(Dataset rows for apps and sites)
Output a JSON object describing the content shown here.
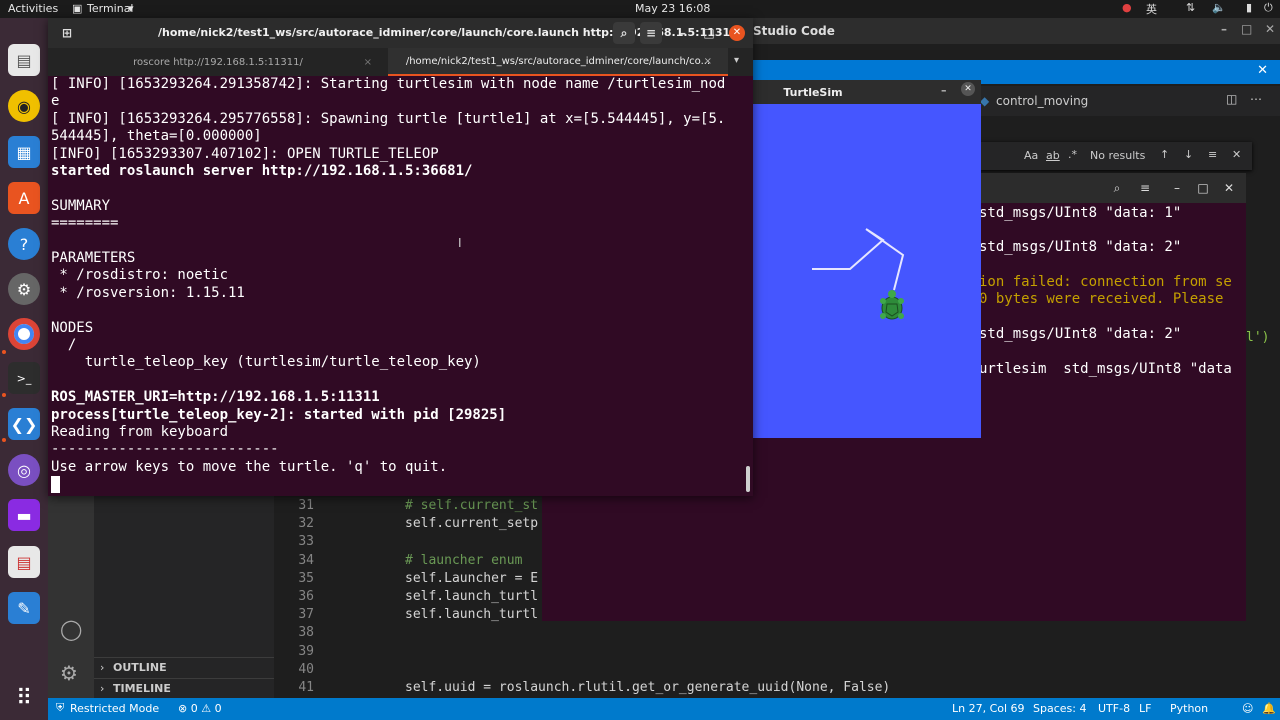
{
  "topbar": {
    "activities": "Activities",
    "app_name": "Terminal",
    "clock": "May 23  16:08",
    "input_method": "英"
  },
  "vscode": {
    "title": "Studio Code",
    "tab_label": "control_moving",
    "find": {
      "result": "No results"
    },
    "sidebar": {
      "outline": "OUTLINE",
      "timeline": "TIMELINE"
    },
    "editor_lines": [
      {
        "num": "31",
        "text": "# self.current_st",
        "kind": "comment"
      },
      {
        "num": "32",
        "text": "self.current_setp",
        "kind": "code"
      },
      {
        "num": "33",
        "text": "",
        "kind": "code"
      },
      {
        "num": "34",
        "text": "# launcher enum",
        "kind": "comment"
      },
      {
        "num": "35",
        "text": "self.Launcher = E",
        "kind": "code"
      },
      {
        "num": "36",
        "text": "self.launch_turtl",
        "kind": "code"
      },
      {
        "num": "37",
        "text": "self.launch_turtl",
        "kind": "code"
      },
      {
        "num": "38",
        "text": "",
        "kind": "code"
      },
      {
        "num": "39",
        "text": "",
        "kind": "code"
      },
      {
        "num": "40",
        "text": "",
        "kind": "code"
      },
      {
        "num": "41",
        "text": "self.uuid = roslaunch.rlutil.get_or_generate_uuid(None, False)",
        "kind": "code"
      }
    ],
    "status": {
      "restricted": "Restricted Mode",
      "problems": "⊗ 0 ⚠ 0",
      "cursor": "Ln 27, Col 69",
      "spaces": "Spaces: 4",
      "encoding": "UTF-8",
      "eol": "LF",
      "language": "Python"
    }
  },
  "terminal2": {
    "lines": [
      {
        "text": "std_msgs/UInt8 \"data: 1\"",
        "warn": false
      },
      {
        "text": "std_msgs/UInt8 \"data: 2\"",
        "warn": false
      },
      {
        "text": "ion failed: connection from se",
        "warn": true
      },
      {
        "text": "0 bytes were received. Please",
        "warn": true
      },
      {
        "text": "std_msgs/UInt8 \"data: 2\"",
        "warn": false
      },
      {
        "text": "urtlesim  std_msgs/UInt8 \"data",
        "warn": false
      }
    ],
    "edge_fragment": "l')"
  },
  "turtlesim": {
    "title": "TurtleSim",
    "bg_color": "#4556ff"
  },
  "terminal": {
    "title": "/home/nick2/test1_ws/src/autorace_idminer/core/launch/core.launch http://192.168.1.5:11311",
    "tabs": [
      {
        "label": "roscore http://192.168.1.5:11311/",
        "active": false
      },
      {
        "label": "/home/nick2/test1_ws/src/autorace_idminer/core/launch/co...",
        "active": true
      }
    ],
    "lines": [
      {
        "text": "[ INFO] [1653293264.291358742]: Starting turtlesim with node name /turtlesim_nod",
        "bold": false
      },
      {
        "text": "e",
        "bold": false
      },
      {
        "text": "[ INFO] [1653293264.295776558]: Spawning turtle [turtle1] at x=[5.544445], y=[5.",
        "bold": false
      },
      {
        "text": "544445], theta=[0.000000]",
        "bold": false
      },
      {
        "text": "[INFO] [1653293307.407102]: OPEN TURTLE_TELEOP",
        "bold": false
      },
      {
        "text": "started roslaunch server http://192.168.1.5:36681/",
        "bold": true
      },
      {
        "text": "",
        "bold": false
      },
      {
        "text": "SUMMARY",
        "bold": false
      },
      {
        "text": "========",
        "bold": false
      },
      {
        "text": "",
        "bold": false
      },
      {
        "text": "PARAMETERS",
        "bold": false
      },
      {
        "text": " * /rosdistro: noetic",
        "bold": false
      },
      {
        "text": " * /rosversion: 1.15.11",
        "bold": false
      },
      {
        "text": "",
        "bold": false
      },
      {
        "text": "NODES",
        "bold": false
      },
      {
        "text": "  /",
        "bold": false
      },
      {
        "text": "    turtle_teleop_key (turtlesim/turtle_teleop_key)",
        "bold": false
      },
      {
        "text": "",
        "bold": false
      },
      {
        "text": "ROS_MASTER_URI=http://192.168.1.5:11311",
        "bold": true
      },
      {
        "text": "process[turtle_teleop_key-2]: started with pid [29825]",
        "bold": true
      },
      {
        "text": "Reading from keyboard",
        "bold": false
      },
      {
        "text": "---------------------------",
        "bold": false
      },
      {
        "text": "Use arrow keys to move the turtle. 'q' to quit.",
        "bold": false
      }
    ]
  }
}
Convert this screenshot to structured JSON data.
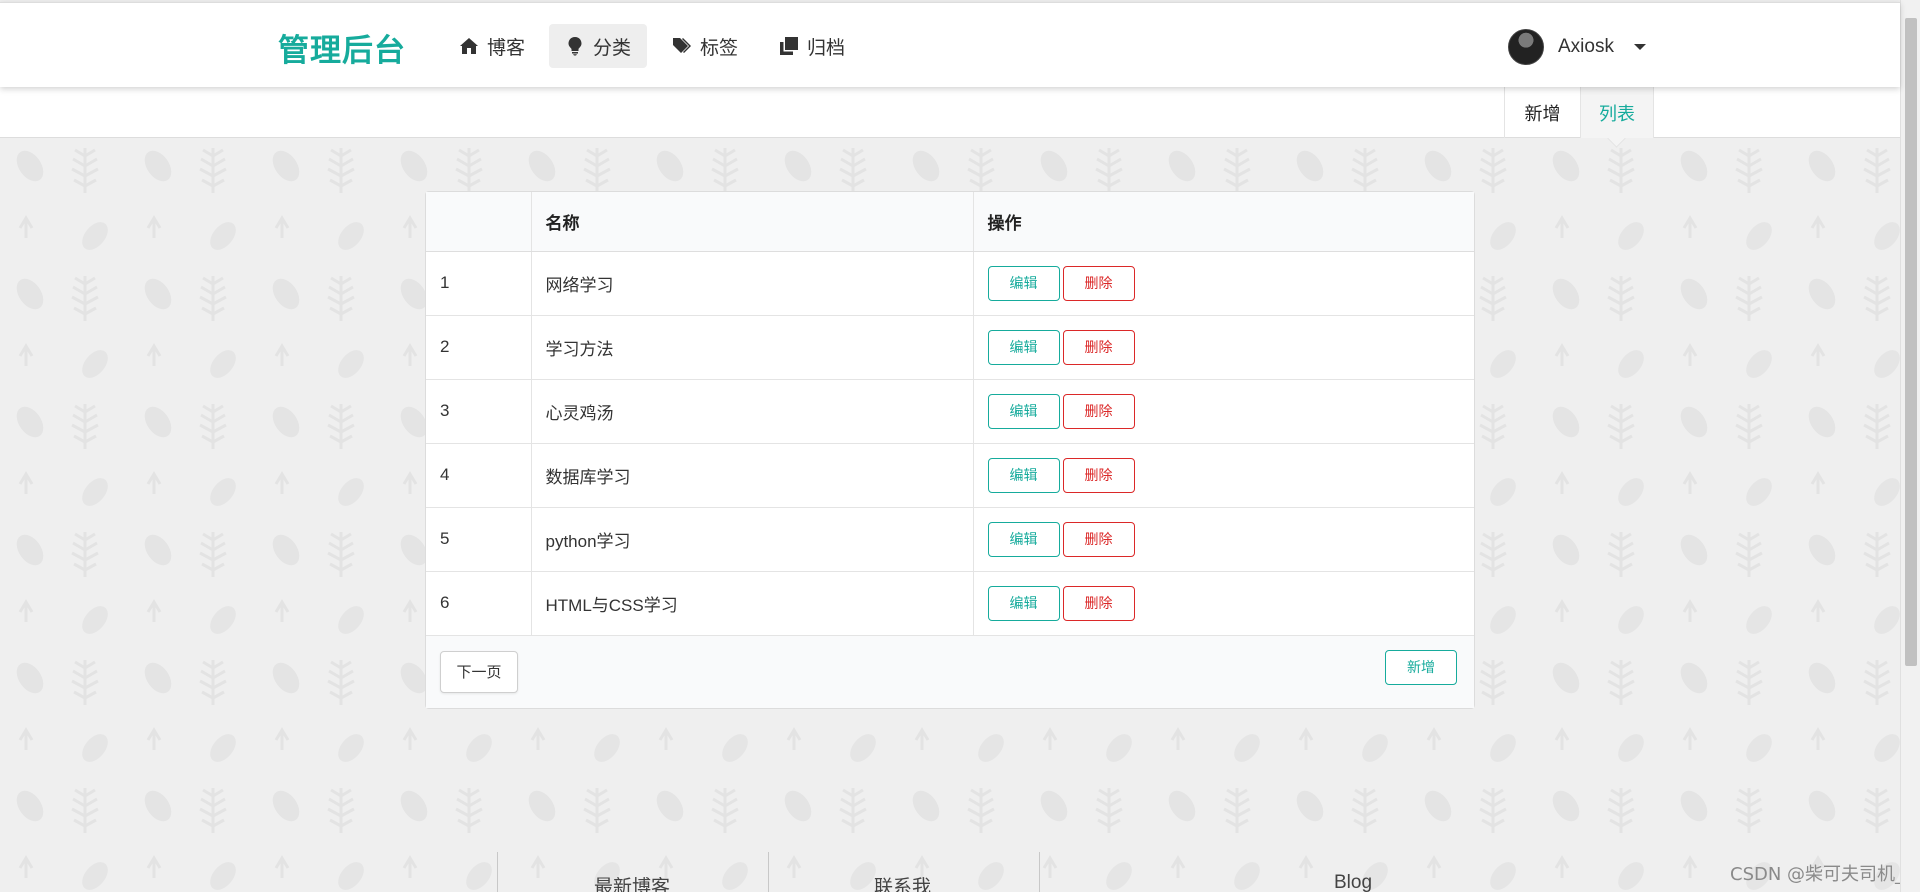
{
  "nav": {
    "brand": "管理后台",
    "items": [
      {
        "label": "博客",
        "icon": "home-icon",
        "active": false
      },
      {
        "label": "分类",
        "icon": "lightbulb-icon",
        "active": true
      },
      {
        "label": "标签",
        "icon": "tags-icon",
        "active": false
      },
      {
        "label": "归档",
        "icon": "clone-icon",
        "active": false
      }
    ],
    "user": {
      "name": "Axiosk"
    }
  },
  "submenu": {
    "items": [
      {
        "label": "新增",
        "active": false
      },
      {
        "label": "列表",
        "active": true
      }
    ]
  },
  "table": {
    "headers": [
      "",
      "名称",
      "操作"
    ],
    "rows": [
      {
        "index": "1",
        "name": "网络学习",
        "edit": "编辑",
        "delete": "删除"
      },
      {
        "index": "2",
        "name": "学习方法",
        "edit": "编辑",
        "delete": "删除"
      },
      {
        "index": "3",
        "name": "心灵鸡汤",
        "edit": "编辑",
        "delete": "删除"
      },
      {
        "index": "4",
        "name": "数据库学习",
        "edit": "编辑",
        "delete": "删除"
      },
      {
        "index": "5",
        "name": "python学习",
        "edit": "编辑",
        "delete": "删除"
      },
      {
        "index": "6",
        "name": "HTML与CSS学习",
        "edit": "编辑",
        "delete": "删除"
      }
    ],
    "next_label": "下一页",
    "add_label": "新增"
  },
  "footer": {
    "columns": [
      "最新博客",
      "联系我",
      "Blog"
    ]
  },
  "watermark": "CSDN @柴可夫司机_",
  "colors": {
    "accent": "#16ab9c",
    "danger": "#db2828"
  }
}
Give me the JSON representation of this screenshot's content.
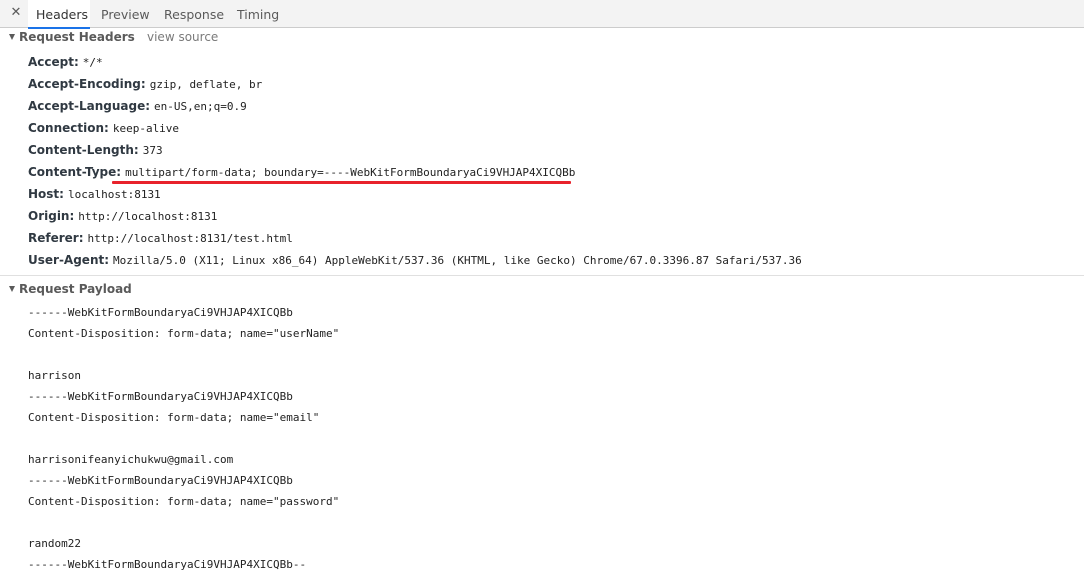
{
  "tabs": {
    "close_label": "✕",
    "items": [
      {
        "label": "Headers",
        "active": true
      },
      {
        "label": "Preview",
        "active": false
      },
      {
        "label": "Response",
        "active": false
      },
      {
        "label": "Timing",
        "active": false
      }
    ]
  },
  "request_headers": {
    "title": "Request Headers",
    "view_source": "view source",
    "rows": [
      {
        "name": "Accept:",
        "value": "*/*"
      },
      {
        "name": "Accept-Encoding:",
        "value": "gzip, deflate, br"
      },
      {
        "name": "Accept-Language:",
        "value": "en-US,en;q=0.9"
      },
      {
        "name": "Connection:",
        "value": "keep-alive"
      },
      {
        "name": "Content-Length:",
        "value": "373"
      },
      {
        "name": "Content-Type:",
        "value": "multipart/form-data; boundary=----WebKitFormBoundaryaCi9VHJAP4XICQBb",
        "highlighted": true
      },
      {
        "name": "Host:",
        "value": "localhost:8131"
      },
      {
        "name": "Origin:",
        "value": "http://localhost:8131"
      },
      {
        "name": "Referer:",
        "value": "http://localhost:8131/test.html"
      },
      {
        "name": "User-Agent:",
        "value": "Mozilla/5.0 (X11; Linux x86_64) AppleWebKit/537.36 (KHTML, like Gecko) Chrome/67.0.3396.87 Safari/537.36"
      }
    ]
  },
  "request_payload": {
    "title": "Request Payload",
    "lines": [
      "------WebKitFormBoundaryaCi9VHJAP4XICQBb",
      "Content-Disposition: form-data; name=\"userName\"",
      "",
      "harrison",
      "------WebKitFormBoundaryaCi9VHJAP4XICQBb",
      "Content-Disposition: form-data; name=\"email\"",
      "",
      "harrisonifeanyichukwu@gmail.com",
      "------WebKitFormBoundaryaCi9VHJAP4XICQBb",
      "Content-Disposition: form-data; name=\"password\"",
      "",
      "random22",
      "------WebKitFormBoundaryaCi9VHJAP4XICQBb--"
    ]
  },
  "colors": {
    "highlight_underline": "#e8222b",
    "active_tab_indicator": "#1a73e8"
  },
  "icons": {
    "close": "close-icon",
    "collapse": "triangle-down-icon"
  }
}
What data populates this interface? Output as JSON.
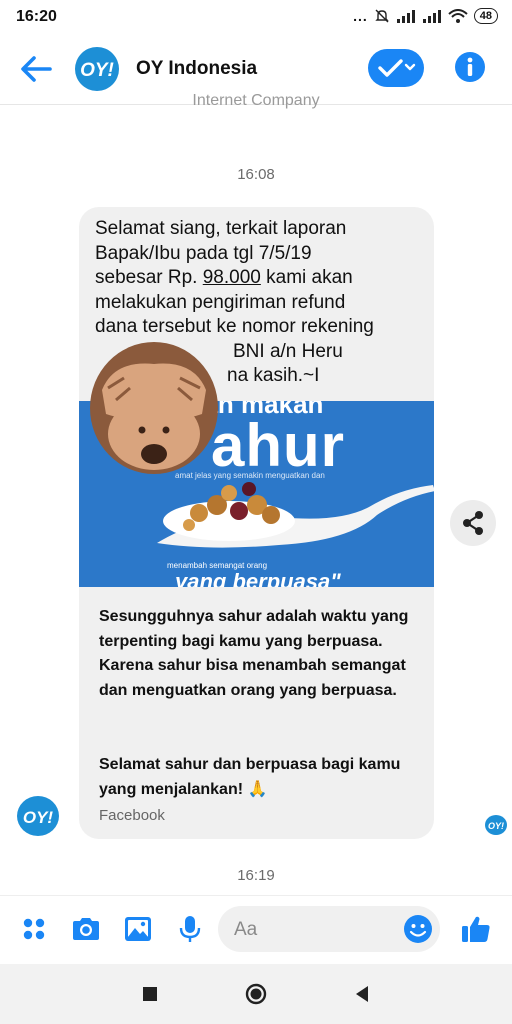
{
  "status_bar": {
    "time": "16:20",
    "dots": "...",
    "battery": "48"
  },
  "header": {
    "title": "OY Indonesia",
    "logo_text": "OY!",
    "accent_color": "#1a86f5"
  },
  "chat": {
    "faded_text": "Internet Company",
    "timestamp_top": "16:08",
    "message_lines": [
      "Selamat siang, terkait laporan",
      "Bapak/Ibu pada tgl 7/5/19",
      "sebesar Rp. ",
      "98.000",
      " kami akan",
      "melakukan pengiriman refund",
      "dana tersebut ke nomor rekening",
      "BNI a/n Heru",
      "na kasih.~I"
    ],
    "banner": {
      "top_partial": "kan makan",
      "word": "ahur",
      "small_line": "amat jelas yang semakin menguatkan dan",
      "small_line2": "menambah semangat orang",
      "bottom_partial": "yang berpuasa\""
    },
    "card_text_1": "Sesungguhnya sahur adalah waktu yang terpenting bagi kamu yang berpuasa. Karena sahur bisa menambah semangat dan menguatkan orang yang berpuasa.",
    "card_text_2": "Selamat sahur dan berpuasa bagi kamu yang menjalankan! 🙏",
    "source": "Facebook",
    "timestamp_bottom": "16:19"
  },
  "composer": {
    "placeholder": "Aa",
    "icons": [
      "apps-icon",
      "camera-icon",
      "image-icon",
      "mic-icon",
      "emoji-icon",
      "thumbs-up-icon"
    ]
  },
  "nav_bar": {
    "icons": [
      "recents-icon",
      "home-icon",
      "back-icon"
    ]
  }
}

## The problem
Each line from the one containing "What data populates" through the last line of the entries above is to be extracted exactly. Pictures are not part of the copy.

## Output for this exercise
What data populates this interface? Output as JSON.
{
  "status_bar": {
    "time": "16:20",
    "dots": "...",
    "battery": "48"
  },
  "header": {
    "title": "OY Indonesia",
    "logo_text": "OY!",
    "accent_color": "#1a86f5"
  },
  "chat": {
    "faded_text": "Internet Company",
    "timestamp_top": "16:08",
    "message_lines": [
      "Selamat siang, terkait laporan",
      "Bapak/Ibu pada tgl 7/5/19",
      "sebesar Rp. ",
      "98.000",
      " kami akan",
      "melakukan pengiriman refund",
      "dana tersebut ke nomor rekening",
      "BNI a/n Heru",
      "na kasih.~I"
    ],
    "banner": {
      "top_partial": "kan makan",
      "word": "ahur",
      "small_line": "amat jelas yang semakin menguatkan dan",
      "small_line2": "menambah semangat orang",
      "bottom_partial": "yang berpuasa\""
    },
    "card_text_1": "Sesungguhnya sahur adalah waktu yang terpenting bagi kamu yang berpuasa. Karena sahur bisa menambah semangat dan menguatkan orang yang berpuasa.",
    "card_text_2": "Selamat sahur dan berpuasa bagi kamu yang menjalankan! 🙏",
    "source": "Facebook",
    "timestamp_bottom": "16:19"
  },
  "composer": {
    "placeholder": "Aa",
    "icons": [
      "apps-icon",
      "camera-icon",
      "image-icon",
      "mic-icon",
      "emoji-icon",
      "thumbs-up-icon"
    ]
  },
  "nav_bar": {
    "icons": [
      "recents-icon",
      "home-icon",
      "back-icon"
    ]
  }
}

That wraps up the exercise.